This isn't just the story of what happened at Columbine Hogh School on April 20, 1999. It delves in much deeper, focusing on what led to that fateful day, and the aftermath that millions witnessed firsthand. Whether you followed what happened at Columbine for years, or this is your first exploration into the massace, you will find what you are looking for in this exceptional book that will touch you in ways you can not imagine.

I can not reccomend this book highly enough.

Monday, July 5, 2010

Book Buyers Anonymous Book Ban

Hello. My name is Jenna, and I am a book buying addict.

Lately, I've been realizing how much I spend on books that I never even get around to reading. I NEED to buy books more than WANT to, and it has become a problem. I need to take a break from acquiring more books and enjoying the MANY books I own and haven't read. That is why I decided to join Book Buyers Anonymous Book Ban, started by Tara at 25 Hour Books, for the month of July.

I have a problem, and am obviously trying to get help with it.

However, there are a couple rules I have for myself, so it's not an all-or-nothing situation (I'm not strong enough to quit cold-turkey).

1. I can acquire books from contests and/or giftcards, since I am not actually paying for them with my own money.

2. If a book is under $3.00, I can get it. (This rule is just in case I go to a garage sale and find a book I like. I don't plan on ordering any books at all this month).

3. If the book is a present for someone else, like a birthday gift, it is okay to buy it.

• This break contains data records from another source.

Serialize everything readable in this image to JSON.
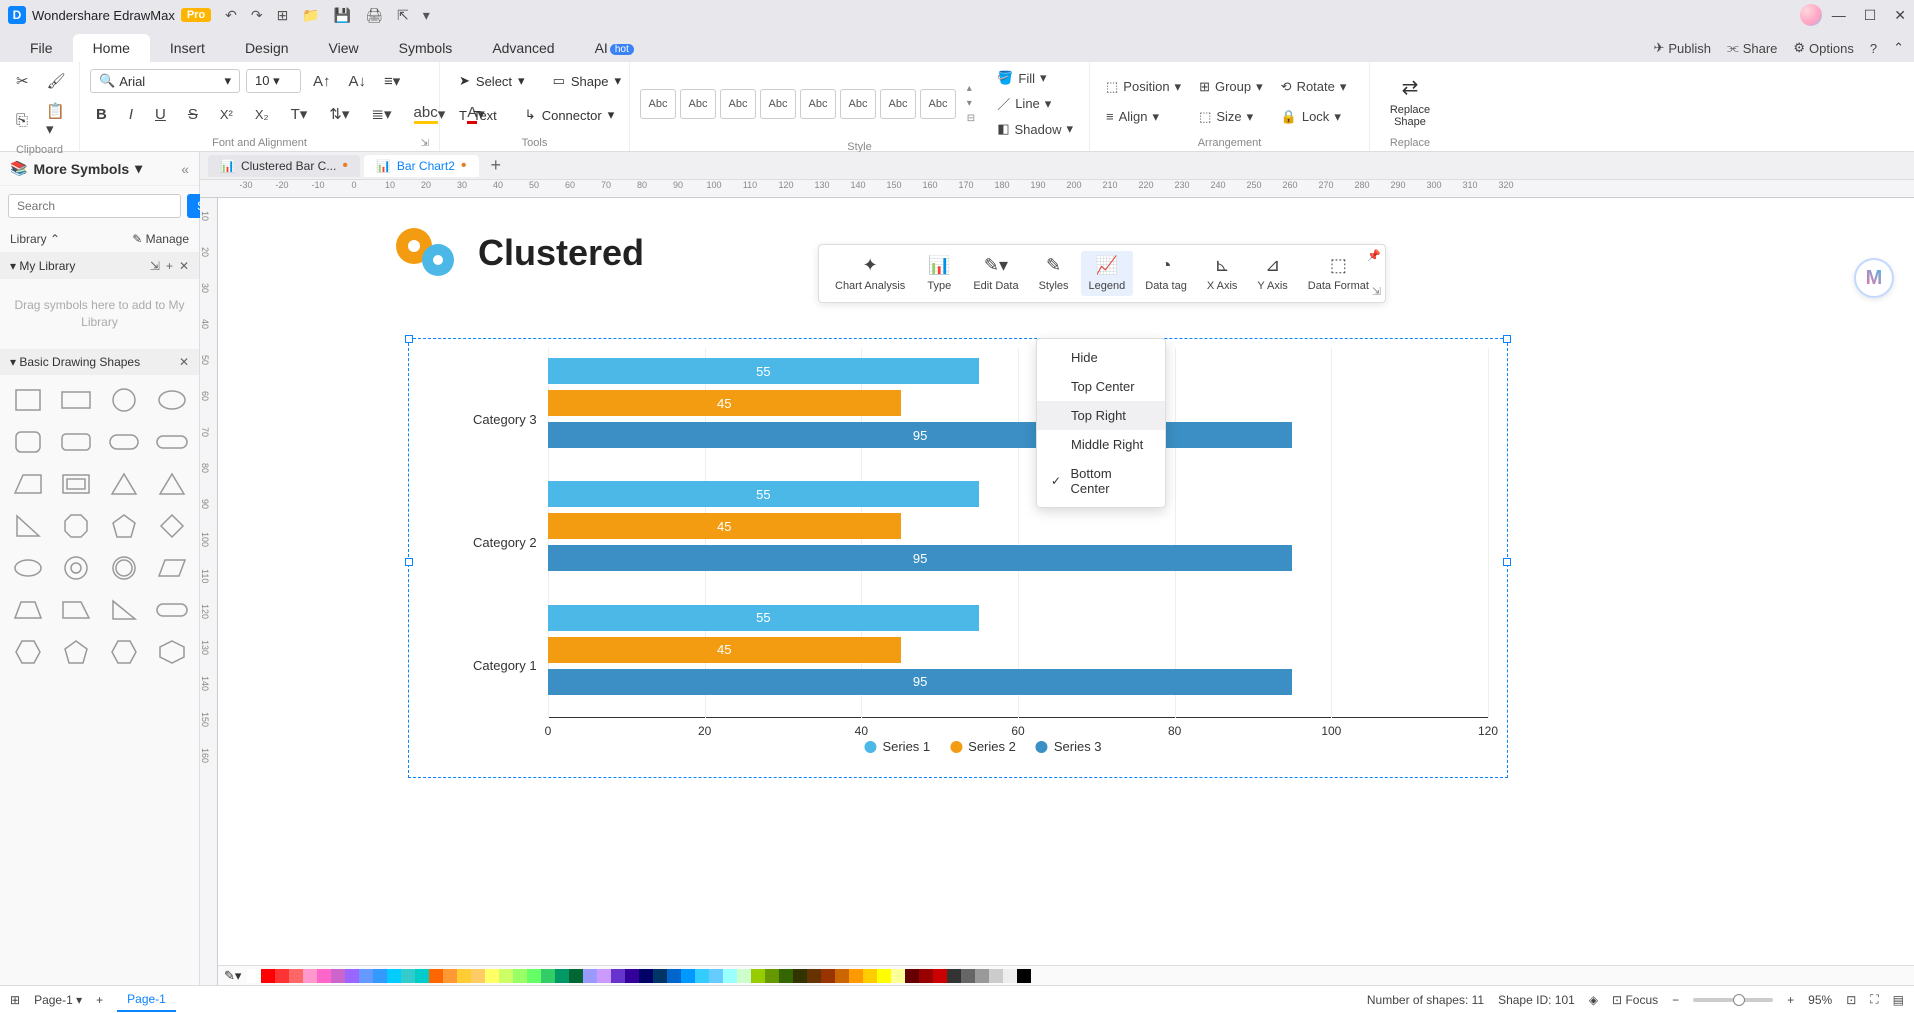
{
  "titlebar": {
    "app_name": "Wondershare EdrawMax",
    "pro": "Pro"
  },
  "menus": {
    "file": "File",
    "home": "Home",
    "insert": "Insert",
    "design": "Design",
    "view": "View",
    "symbols": "Symbols",
    "advanced": "Advanced",
    "ai": "AI",
    "ai_badge": "hot"
  },
  "right_tools": {
    "publish": "Publish",
    "share": "Share",
    "options": "Options"
  },
  "ribbon": {
    "font_name": "Arial",
    "font_size": "10",
    "select": "Select",
    "shape": "Shape",
    "text": "Text",
    "connector": "Connector",
    "swatch": "Abc",
    "fill": "Fill",
    "line": "Line",
    "shadow": "Shadow",
    "position": "Position",
    "align": "Align",
    "group": "Group",
    "size": "Size",
    "rotate": "Rotate",
    "lock": "Lock",
    "replace_shape": "Replace Shape",
    "groups": {
      "clipboard": "Clipboard",
      "font": "Font and Alignment",
      "tools": "Tools",
      "style": "Style",
      "arrangement": "Arrangement",
      "replace": "Replace"
    }
  },
  "sidebar": {
    "more_symbols": "More Symbols",
    "search_placeholder": "Search",
    "search_btn": "Search",
    "library": "Library",
    "manage": "Manage",
    "my_library": "My Library",
    "empty_hint": "Drag symbols here to add to My Library",
    "basic_shapes": "Basic Drawing Shapes"
  },
  "tabs": {
    "tab1": "Clustered Bar C...",
    "tab2": "Bar Chart2"
  },
  "chart_toolbar": {
    "chart_analysis": "Chart Analysis",
    "type": "Type",
    "edit_data": "Edit Data",
    "styles": "Styles",
    "legend": "Legend",
    "data_tag": "Data tag",
    "x_axis": "X Axis",
    "y_axis": "Y Axis",
    "data_format": "Data Format"
  },
  "legend_menu": {
    "hide": "Hide",
    "top_center": "Top Center",
    "top_right": "Top Right",
    "middle_right": "Middle Right",
    "bottom_center": "Bottom Center"
  },
  "chart": {
    "title": "Clustered"
  },
  "chart_data": {
    "type": "bar",
    "orientation": "horizontal",
    "title": "Clustered",
    "categories": [
      "Category 3",
      "Category 2",
      "Category 1"
    ],
    "series": [
      {
        "name": "Series 1",
        "color": "#4bb8e8",
        "values": [
          55,
          55,
          55
        ]
      },
      {
        "name": "Series 2",
        "color": "#f39c12",
        "values": [
          45,
          45,
          45
        ]
      },
      {
        "name": "Series 3",
        "color": "#3b8fc4",
        "values": [
          95,
          95,
          95
        ]
      }
    ],
    "x_ticks": [
      0,
      20,
      40,
      60,
      80,
      100,
      120
    ],
    "xlim": [
      0,
      120
    ],
    "legend_position": "Bottom Center"
  },
  "status": {
    "page_sel": "Page-1",
    "page_tab": "Page-1",
    "shapes": "Number of shapes: 11",
    "shape_id": "Shape ID: 101",
    "focus": "Focus",
    "zoom": "95%"
  },
  "ruler_h": [
    "-30",
    "-20",
    "-10",
    "0",
    "10",
    "20",
    "30",
    "40",
    "50",
    "60",
    "70",
    "80",
    "90",
    "100",
    "110",
    "120",
    "130",
    "140",
    "150",
    "160",
    "170",
    "180",
    "190",
    "200",
    "210",
    "220",
    "230",
    "240",
    "250",
    "260",
    "270",
    "280",
    "290",
    "300",
    "310",
    "320"
  ],
  "ruler_v": [
    "10",
    "20",
    "30",
    "40",
    "50",
    "60",
    "70",
    "80",
    "90",
    "100",
    "110",
    "120",
    "130",
    "140",
    "150",
    "160"
  ],
  "colors": [
    "#ffffff",
    "#ff0000",
    "#ff3333",
    "#ff6666",
    "#ff99cc",
    "#ff66cc",
    "#cc66cc",
    "#9966ff",
    "#6699ff",
    "#3399ff",
    "#00ccff",
    "#33cccc",
    "#00cccc",
    "#ff6600",
    "#ff9933",
    "#ffcc33",
    "#ffcc66",
    "#ffff66",
    "#ccff66",
    "#99ff66",
    "#66ff66",
    "#33cc66",
    "#009966",
    "#006633",
    "#9999ff",
    "#cc99ff",
    "#6633cc",
    "#330099",
    "#000066",
    "#003366",
    "#0066cc",
    "#0099ff",
    "#33ccff",
    "#66ccff",
    "#99ffff",
    "#ccffcc",
    "#99cc00",
    "#669900",
    "#336600",
    "#333300",
    "#663300",
    "#993300",
    "#cc6600",
    "#ff9900",
    "#ffcc00",
    "#ffff00",
    "#ffff99",
    "#660000",
    "#990000",
    "#cc0000",
    "#333333",
    "#666666",
    "#999999",
    "#cccccc",
    "#eeeeee",
    "#000000"
  ]
}
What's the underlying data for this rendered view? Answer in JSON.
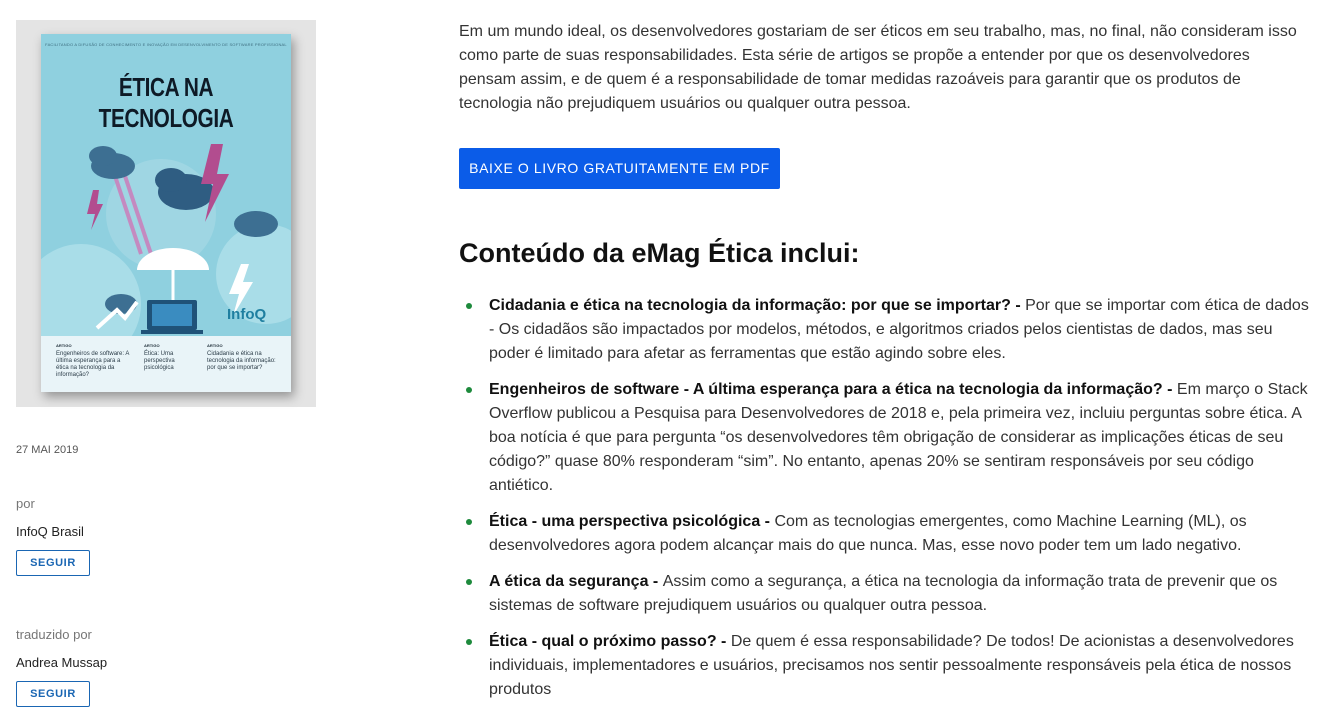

It would be great if you decided to join the rest of us in this fun AND CHEAP book ban.